The war fever of 1861-1862 saw a flood of volunteers in the north to suppress the "Great Rebellion," and one of the newly formed regiments in the border state of Maryland was the Third Regiment Infantry.  Although organized in Baltimore, Maryland, the regiment was something of a marriage of Maryland's east and west.  Companies formed in Washington County at Williamsport, Maryland were joined with Baltimore companies to complete the organization in early 1862.  From Maryland's eastern shore, one company of nine-month volunteers organized in Easton, Maryland, also served for a time in the regiment.  Although the majority of the soldiers were Maryland natives, a substantial minority of the Third Maryland were German and Irish immigrants who had settled in the Baltimore area.

The regiment was sent to the Shenandoah Valley in May, 1862 and took part in the many marches up and down the valley.  Although the Third Maryland had been in a number of minor skirmishes with rebels, they did not see "the elephant" until the small but bitterly fought battle at Cedar Mountain, a few miles south of Culpeper, Virginia in August, 1862.  The very next month they saw more heavy fighting in the war's most costly single day of battle at Antietam.  

The next year the regiment suffered its worst single day of losses in May, 1863 at the battle of Chancellorsville when they were ordered to support the federal right wing during Lee and Jackson's famous victory over Hooker.  Following Lee's army during his second invasion of the north, the Third saw "the elephant" once more on Culp's Hill at Gettysburg.  That fall, the regiment, along with the rest of the Twelfth Corps, was transported by railroad west to Tennessee where they spent the winter guarding the railway lines which supplied the beleaguered federal troops at Chattanooga.

While there, most of the men re-enlisted for the duration of the war.  Part of the agreement was that the men who re-enlisted received a 30-day furlough home.  So, in January they returned by railroad to Baltimore while those members of the Third who had chosen to resist the temptation of re-enlistment served out their three-year terms in Tennessee.  There, the 60-man detail participated in Sherman's Atlanta campaign the following spring, guarding ammunition trains and Hooker's headquarters until the terms of their enlistments ran out that fall.

Instead of reuniting with their detachment in Tennessee following their furlough, the Third Maryland Regiment, now bearing the title "Veteran Volunteers," was transferred to General Burnside's Ninth Corps.  They participated in Grant and Lee's spring and summer slugfest through northern Virginia at the Wliderness, Spotsylvania, North Anna, Cold Harbor, and finally to Petersburg.  There, the highly mobile campaign settled into a bitter 10-month siege.  By June, 1864, the regiment's numbers had been whittled down by death, desertion, and disease until they were redesignated a battalion (roughly half a regiment).  From their original one thousand men at the beginning of the war, they reached a low point of only 56 men at the time they participated in the Battle of the Crater in July, 1864.

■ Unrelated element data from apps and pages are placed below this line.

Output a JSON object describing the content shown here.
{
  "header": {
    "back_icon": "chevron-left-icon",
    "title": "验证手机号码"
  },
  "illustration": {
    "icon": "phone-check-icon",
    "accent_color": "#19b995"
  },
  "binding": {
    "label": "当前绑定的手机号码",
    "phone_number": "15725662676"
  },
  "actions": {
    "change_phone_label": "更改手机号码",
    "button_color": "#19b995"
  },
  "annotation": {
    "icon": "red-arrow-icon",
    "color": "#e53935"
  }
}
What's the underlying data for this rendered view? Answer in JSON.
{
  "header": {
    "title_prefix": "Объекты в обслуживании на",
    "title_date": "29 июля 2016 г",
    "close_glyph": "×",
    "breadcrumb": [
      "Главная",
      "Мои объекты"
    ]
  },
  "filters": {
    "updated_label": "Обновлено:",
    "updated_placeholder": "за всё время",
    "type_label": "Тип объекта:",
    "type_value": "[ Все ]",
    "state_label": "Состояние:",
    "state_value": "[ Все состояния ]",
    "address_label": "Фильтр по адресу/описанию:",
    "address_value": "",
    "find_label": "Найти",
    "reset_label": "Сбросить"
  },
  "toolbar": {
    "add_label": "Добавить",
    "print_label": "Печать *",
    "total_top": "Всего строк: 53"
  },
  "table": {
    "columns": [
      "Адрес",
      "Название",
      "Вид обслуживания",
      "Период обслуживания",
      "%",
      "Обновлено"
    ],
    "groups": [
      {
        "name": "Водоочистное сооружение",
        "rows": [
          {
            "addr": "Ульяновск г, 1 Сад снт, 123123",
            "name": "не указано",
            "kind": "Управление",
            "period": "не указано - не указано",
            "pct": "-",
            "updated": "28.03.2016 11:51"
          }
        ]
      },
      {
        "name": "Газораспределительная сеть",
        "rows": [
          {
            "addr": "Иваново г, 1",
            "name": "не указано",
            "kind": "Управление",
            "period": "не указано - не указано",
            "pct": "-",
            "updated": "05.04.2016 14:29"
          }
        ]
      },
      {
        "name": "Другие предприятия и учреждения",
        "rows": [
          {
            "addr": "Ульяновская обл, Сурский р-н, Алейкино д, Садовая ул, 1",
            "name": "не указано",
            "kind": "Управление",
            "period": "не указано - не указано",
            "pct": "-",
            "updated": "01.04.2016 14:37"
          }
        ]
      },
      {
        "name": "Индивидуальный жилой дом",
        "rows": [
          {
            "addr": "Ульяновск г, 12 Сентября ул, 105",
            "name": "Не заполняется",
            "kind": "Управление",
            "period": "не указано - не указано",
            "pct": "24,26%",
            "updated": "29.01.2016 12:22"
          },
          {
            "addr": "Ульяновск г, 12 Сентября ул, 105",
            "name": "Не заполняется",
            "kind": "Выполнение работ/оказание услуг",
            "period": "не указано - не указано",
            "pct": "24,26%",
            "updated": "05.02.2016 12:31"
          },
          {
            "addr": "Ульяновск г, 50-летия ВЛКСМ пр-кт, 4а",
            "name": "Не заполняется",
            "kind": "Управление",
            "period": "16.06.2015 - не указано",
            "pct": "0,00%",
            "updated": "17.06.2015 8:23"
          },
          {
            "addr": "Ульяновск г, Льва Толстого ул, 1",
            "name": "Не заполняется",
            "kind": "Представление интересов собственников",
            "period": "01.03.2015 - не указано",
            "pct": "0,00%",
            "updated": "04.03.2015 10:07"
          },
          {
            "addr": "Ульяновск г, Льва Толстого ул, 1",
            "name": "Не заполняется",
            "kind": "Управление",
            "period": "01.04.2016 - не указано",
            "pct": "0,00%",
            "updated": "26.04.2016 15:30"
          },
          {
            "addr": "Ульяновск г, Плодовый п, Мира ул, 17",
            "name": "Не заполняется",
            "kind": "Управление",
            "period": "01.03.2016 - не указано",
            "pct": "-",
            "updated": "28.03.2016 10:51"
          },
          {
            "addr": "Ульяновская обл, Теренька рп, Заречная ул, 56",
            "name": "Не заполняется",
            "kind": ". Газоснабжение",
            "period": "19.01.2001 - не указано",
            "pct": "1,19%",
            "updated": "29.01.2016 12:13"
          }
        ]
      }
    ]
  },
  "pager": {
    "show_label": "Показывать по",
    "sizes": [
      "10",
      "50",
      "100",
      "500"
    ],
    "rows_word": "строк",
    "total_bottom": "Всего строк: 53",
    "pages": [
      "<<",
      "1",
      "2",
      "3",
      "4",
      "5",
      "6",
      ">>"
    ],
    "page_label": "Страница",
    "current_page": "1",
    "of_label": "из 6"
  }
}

New recruits replenished their numbers somewhat as the Third continued to participate in Grant's envelopment of Petersburg, seeing action through the fall months of 1864 at the Weldon Railroad in August and Poplar Grove Church in September.  The last major fight in which they participated was at Fort Stedman, which was Lee's desperate and unsuccessful attempt to break the stranglehold at Petersburg and began the march which would end at Appomattox Court House.

With the war over, the Third Maryland returned to Washington, D.C. area where they participated in the Grand Review of May 23, a massive pageant of marching troops through downtown Washington.  Wrapping up their final weeks of service by guarding the railway lines between Laurel and Hyattsville, the Third Maryland was disbanded  on July 31, 1865.  By the official count, the regiment lost during service  eight officers and eighty-three enlisted men killed and mortally wounded; four officers and one-hundred thirty enlisted men also died by disease.  The regiment never lost their colors and five members received the Medal of Honor.

Website Builder